He is wearing faded denim jeans, a button-up grey shirt, and plain brown shoes. His sandy blonde hair is balding in the back, and he has a small trimmed mustache. Grandmother walks over to him and touches him on the arm with her left hand. He flinches and glares at her. I see it flash across his face so transparent I wonder why he’s never been caught.

“Can I help you?”

He is trying to recover, his voice sugary and sweet, but the fear is making him tremble and his temples are wet with sweat. He smirks at Grandmother, the telling grin of a confident hunter, and my stomach burns with acid. Patience, I tell myself.

“I’m wondering if you can help me,” Grandmother says.

“Oh…umm…sure.”

He is staring at the blond girl, her name tag says Angela, and I wonder if she’ll ever know how close she came to death.

“I’ll be right back,” he says.

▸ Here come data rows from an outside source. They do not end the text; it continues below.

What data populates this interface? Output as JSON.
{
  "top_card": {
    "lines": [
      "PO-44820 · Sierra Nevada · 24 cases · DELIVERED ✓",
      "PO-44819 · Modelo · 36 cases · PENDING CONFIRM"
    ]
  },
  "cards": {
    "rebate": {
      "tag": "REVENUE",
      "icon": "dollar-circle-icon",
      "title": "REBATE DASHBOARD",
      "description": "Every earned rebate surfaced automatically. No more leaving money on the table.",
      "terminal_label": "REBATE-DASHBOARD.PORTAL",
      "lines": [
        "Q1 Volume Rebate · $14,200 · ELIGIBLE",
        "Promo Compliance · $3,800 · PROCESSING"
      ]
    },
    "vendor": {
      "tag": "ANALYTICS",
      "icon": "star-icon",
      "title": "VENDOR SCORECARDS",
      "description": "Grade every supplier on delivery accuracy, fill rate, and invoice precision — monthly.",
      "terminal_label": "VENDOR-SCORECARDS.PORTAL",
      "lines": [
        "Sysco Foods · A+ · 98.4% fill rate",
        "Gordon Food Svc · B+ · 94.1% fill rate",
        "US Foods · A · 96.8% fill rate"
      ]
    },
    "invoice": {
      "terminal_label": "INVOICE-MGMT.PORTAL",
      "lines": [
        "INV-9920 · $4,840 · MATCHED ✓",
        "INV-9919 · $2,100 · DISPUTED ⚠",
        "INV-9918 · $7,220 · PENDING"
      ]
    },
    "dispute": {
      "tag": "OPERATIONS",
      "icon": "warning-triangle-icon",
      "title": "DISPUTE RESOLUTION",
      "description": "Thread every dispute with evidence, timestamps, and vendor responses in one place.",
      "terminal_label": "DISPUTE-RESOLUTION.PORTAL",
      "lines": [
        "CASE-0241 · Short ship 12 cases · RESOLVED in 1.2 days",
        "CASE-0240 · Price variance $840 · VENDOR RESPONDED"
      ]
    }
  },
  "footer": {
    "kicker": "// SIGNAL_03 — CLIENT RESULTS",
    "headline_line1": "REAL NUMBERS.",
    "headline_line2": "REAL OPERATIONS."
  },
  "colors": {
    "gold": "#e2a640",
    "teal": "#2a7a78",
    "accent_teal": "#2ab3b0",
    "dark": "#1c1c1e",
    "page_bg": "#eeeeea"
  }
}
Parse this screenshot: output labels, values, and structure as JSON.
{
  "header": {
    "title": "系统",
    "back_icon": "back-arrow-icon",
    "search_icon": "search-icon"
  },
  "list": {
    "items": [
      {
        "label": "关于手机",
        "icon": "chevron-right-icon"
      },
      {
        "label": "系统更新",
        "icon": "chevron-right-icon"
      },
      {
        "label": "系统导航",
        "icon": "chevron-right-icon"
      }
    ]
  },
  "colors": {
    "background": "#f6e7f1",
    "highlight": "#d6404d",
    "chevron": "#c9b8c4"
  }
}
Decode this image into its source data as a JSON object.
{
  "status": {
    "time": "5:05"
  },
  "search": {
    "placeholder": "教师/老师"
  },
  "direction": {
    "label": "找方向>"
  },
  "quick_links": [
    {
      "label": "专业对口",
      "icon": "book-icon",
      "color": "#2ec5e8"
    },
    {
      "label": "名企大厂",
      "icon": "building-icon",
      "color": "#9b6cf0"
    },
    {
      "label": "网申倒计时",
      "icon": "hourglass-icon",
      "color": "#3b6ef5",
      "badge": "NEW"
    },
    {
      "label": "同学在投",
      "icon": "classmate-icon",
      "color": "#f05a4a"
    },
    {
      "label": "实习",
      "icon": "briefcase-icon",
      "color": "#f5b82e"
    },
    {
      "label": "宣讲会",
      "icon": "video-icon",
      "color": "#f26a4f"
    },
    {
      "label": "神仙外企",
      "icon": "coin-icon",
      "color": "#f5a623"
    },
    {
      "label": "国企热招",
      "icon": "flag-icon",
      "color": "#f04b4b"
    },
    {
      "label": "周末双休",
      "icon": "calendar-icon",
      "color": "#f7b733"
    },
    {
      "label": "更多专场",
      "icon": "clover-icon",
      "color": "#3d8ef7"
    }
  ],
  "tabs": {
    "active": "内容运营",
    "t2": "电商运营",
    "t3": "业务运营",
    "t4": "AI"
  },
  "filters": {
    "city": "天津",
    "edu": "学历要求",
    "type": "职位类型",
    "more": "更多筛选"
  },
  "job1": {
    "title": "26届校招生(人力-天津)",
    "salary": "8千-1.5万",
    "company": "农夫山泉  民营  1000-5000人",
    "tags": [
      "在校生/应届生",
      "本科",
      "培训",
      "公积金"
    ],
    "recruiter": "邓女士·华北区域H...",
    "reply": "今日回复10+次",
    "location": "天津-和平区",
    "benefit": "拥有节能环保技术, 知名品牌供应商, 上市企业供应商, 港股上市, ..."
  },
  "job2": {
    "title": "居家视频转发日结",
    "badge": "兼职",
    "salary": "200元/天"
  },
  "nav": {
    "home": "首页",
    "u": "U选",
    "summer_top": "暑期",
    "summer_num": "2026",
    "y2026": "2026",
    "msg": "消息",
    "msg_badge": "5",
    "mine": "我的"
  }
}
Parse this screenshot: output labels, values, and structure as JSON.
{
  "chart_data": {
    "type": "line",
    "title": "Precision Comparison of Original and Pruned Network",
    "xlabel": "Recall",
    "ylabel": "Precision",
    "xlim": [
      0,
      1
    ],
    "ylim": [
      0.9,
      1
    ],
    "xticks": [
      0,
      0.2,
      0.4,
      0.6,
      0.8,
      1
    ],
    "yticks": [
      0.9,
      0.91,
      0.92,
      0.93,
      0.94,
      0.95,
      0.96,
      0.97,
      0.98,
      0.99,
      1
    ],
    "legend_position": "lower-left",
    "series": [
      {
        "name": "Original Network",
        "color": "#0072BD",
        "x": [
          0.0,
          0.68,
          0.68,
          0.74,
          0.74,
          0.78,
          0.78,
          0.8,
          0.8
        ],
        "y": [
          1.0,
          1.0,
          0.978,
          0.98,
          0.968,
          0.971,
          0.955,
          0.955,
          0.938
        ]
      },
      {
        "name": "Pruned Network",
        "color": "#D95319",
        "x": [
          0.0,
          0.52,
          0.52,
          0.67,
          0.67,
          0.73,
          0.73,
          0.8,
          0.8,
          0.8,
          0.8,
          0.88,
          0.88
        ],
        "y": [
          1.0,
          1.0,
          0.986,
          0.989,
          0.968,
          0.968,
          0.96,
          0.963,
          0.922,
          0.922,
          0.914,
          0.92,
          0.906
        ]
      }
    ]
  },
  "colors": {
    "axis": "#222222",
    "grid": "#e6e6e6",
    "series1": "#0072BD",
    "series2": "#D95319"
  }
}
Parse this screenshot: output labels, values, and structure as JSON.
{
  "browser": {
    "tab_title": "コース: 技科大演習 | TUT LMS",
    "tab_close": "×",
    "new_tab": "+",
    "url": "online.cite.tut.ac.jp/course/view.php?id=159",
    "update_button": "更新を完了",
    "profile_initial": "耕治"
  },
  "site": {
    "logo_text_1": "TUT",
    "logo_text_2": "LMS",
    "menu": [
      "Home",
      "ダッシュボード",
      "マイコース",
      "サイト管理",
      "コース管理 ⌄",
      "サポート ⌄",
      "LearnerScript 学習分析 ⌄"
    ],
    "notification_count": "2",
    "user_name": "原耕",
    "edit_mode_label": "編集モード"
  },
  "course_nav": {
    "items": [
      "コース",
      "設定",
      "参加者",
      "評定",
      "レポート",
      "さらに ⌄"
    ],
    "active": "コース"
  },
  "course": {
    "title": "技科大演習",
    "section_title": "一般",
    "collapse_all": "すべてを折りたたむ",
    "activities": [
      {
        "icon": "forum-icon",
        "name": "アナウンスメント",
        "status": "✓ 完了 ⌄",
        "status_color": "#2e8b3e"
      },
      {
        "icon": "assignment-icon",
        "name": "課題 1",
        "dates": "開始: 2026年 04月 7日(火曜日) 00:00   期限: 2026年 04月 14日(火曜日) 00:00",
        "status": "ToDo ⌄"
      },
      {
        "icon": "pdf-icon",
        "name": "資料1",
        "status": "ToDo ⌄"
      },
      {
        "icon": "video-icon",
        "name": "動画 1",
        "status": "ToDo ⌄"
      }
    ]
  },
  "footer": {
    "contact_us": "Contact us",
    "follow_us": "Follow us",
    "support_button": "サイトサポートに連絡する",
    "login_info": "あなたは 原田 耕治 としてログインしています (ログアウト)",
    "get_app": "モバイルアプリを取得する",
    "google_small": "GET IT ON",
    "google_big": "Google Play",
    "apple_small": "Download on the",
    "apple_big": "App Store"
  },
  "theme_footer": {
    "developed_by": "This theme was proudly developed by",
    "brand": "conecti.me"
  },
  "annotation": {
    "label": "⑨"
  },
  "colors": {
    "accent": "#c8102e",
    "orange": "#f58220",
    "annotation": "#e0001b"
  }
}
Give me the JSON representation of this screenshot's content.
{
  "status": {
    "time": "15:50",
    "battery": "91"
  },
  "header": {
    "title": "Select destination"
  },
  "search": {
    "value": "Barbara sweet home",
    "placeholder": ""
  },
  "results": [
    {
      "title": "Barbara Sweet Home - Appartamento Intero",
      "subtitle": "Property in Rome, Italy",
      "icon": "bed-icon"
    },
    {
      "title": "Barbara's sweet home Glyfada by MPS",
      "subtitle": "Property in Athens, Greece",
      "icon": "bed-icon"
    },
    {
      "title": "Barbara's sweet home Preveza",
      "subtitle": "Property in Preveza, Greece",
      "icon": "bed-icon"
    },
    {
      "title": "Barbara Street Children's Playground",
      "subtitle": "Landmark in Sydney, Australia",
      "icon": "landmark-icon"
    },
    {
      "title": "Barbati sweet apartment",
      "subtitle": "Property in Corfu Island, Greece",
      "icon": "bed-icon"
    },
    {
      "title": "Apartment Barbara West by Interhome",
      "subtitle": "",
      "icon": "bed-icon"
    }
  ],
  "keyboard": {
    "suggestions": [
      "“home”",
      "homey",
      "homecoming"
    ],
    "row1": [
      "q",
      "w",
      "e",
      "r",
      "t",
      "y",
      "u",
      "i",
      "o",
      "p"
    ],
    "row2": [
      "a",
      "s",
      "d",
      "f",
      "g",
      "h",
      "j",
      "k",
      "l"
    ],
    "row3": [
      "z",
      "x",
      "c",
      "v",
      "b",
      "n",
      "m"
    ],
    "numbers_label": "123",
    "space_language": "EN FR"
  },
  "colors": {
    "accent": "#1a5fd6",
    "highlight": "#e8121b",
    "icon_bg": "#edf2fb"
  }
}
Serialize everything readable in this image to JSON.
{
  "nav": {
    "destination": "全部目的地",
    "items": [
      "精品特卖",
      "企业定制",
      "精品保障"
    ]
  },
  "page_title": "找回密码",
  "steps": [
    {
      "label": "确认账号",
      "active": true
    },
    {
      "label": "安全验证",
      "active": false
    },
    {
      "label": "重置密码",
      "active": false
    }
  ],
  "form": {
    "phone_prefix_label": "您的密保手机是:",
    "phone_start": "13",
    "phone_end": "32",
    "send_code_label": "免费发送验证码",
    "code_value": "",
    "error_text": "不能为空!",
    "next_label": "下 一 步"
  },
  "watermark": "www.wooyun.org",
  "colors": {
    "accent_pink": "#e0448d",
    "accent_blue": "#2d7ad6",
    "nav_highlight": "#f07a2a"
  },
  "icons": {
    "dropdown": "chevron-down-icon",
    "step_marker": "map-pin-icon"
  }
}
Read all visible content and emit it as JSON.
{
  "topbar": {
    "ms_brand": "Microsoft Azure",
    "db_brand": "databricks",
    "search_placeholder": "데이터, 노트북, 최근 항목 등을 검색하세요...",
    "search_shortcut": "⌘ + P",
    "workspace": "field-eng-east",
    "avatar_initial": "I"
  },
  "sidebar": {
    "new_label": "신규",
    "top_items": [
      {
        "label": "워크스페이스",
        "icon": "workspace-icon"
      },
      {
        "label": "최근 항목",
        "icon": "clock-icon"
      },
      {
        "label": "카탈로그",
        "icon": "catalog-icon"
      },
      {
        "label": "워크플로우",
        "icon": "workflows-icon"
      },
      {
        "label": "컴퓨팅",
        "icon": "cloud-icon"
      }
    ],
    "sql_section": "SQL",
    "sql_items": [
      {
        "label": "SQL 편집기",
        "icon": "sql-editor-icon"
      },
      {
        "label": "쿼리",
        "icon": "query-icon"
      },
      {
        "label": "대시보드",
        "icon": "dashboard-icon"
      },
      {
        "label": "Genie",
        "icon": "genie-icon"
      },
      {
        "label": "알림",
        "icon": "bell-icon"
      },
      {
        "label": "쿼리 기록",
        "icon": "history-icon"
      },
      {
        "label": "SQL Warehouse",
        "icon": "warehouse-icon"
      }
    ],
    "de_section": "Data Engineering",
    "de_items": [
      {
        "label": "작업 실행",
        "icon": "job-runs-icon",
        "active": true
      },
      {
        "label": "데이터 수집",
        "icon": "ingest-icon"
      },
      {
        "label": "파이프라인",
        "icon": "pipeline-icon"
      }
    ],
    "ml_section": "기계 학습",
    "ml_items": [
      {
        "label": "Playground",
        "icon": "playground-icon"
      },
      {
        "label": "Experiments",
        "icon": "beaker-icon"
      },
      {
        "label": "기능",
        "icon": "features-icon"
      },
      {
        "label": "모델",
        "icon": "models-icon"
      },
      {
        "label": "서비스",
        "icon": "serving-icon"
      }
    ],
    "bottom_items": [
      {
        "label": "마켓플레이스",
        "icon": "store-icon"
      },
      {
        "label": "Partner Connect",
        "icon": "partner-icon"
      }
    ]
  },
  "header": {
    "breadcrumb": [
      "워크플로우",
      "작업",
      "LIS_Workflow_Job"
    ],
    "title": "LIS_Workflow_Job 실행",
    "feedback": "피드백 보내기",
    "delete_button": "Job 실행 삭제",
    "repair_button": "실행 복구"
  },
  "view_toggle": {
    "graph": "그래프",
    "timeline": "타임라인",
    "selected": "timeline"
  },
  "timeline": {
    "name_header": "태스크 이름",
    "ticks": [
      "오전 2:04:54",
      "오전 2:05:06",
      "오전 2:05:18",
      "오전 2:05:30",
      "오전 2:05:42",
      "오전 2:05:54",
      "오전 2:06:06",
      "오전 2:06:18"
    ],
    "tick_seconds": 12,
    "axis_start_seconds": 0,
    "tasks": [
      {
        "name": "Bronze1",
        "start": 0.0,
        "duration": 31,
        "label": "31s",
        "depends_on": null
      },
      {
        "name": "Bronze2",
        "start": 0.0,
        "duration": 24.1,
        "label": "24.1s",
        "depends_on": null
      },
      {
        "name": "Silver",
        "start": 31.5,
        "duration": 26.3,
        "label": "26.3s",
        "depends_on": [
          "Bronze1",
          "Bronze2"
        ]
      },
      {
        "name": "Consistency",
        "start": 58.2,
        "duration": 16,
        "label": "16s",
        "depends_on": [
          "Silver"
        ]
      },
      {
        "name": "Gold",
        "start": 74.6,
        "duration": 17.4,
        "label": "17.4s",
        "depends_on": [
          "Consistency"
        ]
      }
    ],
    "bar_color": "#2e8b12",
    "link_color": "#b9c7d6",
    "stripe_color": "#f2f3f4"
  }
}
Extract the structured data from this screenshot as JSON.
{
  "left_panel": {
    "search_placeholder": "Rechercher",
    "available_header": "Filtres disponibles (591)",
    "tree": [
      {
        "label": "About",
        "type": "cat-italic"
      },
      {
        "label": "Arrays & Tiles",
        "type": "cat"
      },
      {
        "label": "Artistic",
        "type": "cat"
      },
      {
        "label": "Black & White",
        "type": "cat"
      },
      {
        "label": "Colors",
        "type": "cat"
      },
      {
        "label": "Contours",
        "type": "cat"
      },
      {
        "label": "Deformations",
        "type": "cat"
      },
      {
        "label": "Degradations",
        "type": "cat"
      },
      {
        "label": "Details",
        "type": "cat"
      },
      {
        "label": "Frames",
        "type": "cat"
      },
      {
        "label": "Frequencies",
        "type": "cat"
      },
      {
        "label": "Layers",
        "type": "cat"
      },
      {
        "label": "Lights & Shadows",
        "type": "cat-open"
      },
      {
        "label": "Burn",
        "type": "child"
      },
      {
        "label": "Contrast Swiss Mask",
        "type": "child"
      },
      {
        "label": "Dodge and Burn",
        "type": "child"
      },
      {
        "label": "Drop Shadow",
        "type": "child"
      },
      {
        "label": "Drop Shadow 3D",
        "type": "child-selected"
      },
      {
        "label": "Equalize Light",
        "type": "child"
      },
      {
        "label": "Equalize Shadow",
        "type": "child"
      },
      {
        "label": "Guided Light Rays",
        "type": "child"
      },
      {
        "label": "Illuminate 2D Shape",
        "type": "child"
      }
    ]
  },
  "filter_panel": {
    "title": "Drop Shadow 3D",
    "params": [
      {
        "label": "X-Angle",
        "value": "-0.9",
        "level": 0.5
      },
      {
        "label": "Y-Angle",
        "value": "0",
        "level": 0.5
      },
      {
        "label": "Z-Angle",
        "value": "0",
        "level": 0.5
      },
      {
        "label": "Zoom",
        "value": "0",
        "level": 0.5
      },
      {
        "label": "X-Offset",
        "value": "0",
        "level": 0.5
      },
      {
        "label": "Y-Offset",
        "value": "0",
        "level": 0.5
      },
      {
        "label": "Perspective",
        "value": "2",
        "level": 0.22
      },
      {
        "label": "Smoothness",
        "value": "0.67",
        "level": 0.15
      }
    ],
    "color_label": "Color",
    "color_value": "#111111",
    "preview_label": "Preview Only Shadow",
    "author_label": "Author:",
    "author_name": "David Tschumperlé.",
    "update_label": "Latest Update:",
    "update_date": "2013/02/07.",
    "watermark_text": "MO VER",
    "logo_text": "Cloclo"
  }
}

He touches Angela’s forearm with a finger, a tickling swipe to mark her, and she blushes. How long has he been planning today? How many cakes has he bought in preparation? She giggles at some joke he whispers, and I feel nauseous and sleepy. Grandmother’s voice wakes me.

“I need help getting something out of my trunk,” she says. “It’s too big for my granddaughter and me to handle, but you look strong.”

Her syrupy voice, the one she uses for this purpose, awakens the calling inside me and I find the stillness. My training takes over. I beam at him, making myself smaller and more attractive. I sway my hips as I step into place next to him, placing my arm onto his, steadying him. I stare into those dim eyes, past the monster, to the prey. He blinks and wipes the sweat from his forehead.

“Oh, I can’t thank you enough for helping us,” I say.

“It’s no trouble,” he says.

I lead him to the car. He stumbles a few times, mumbling in a voice low and wobbly. He is confused, his instincts trying to wake him. I’m stronger. Grandmother is waiting at the open trunk. He stares at her and tries to speak, but words are lost to him. He climbs into the trunk and lays down, his arms at his sides.

“That’s a good boy,” Grandmother says.

He unsnaps a hunting knife from a leather strap around his calf and hands it to me. It’s warm and smells musky. I wrap it in a rag and put it into the glove box. Grandmother closes the trunk, stores her walker behind her seat and brings the V-8 engine rattling to life.

“Don’t forget the cake. You should hold it on your lap.”

I do as she says, the weight of the cake box comforting. I resist the urge to open it and dip my finger into the sweet icing. My body feels weak and hungry.

“We will take care of him after the party,” she says. “I don’t want to keep everyone waiting.”

“Yes, Grandmother.”

“You did well, child. You may be ready to do this without me.”

“Thank you, Grandmother.”

She begins to sing a song from her childhood, the words as familiar to me as my own breath. I join in and our rising voices become one.

“When the shadows of the evening creep across the sky,

And your mommy comes upstairs to sing a lullaby,

Tell her that the Bogeyman no longer frightens you,

Grandmother very kindly taught you what to do!”

*Adapted from “Hush Hush Hush Here Comes the Bogey Man” by Henry Hall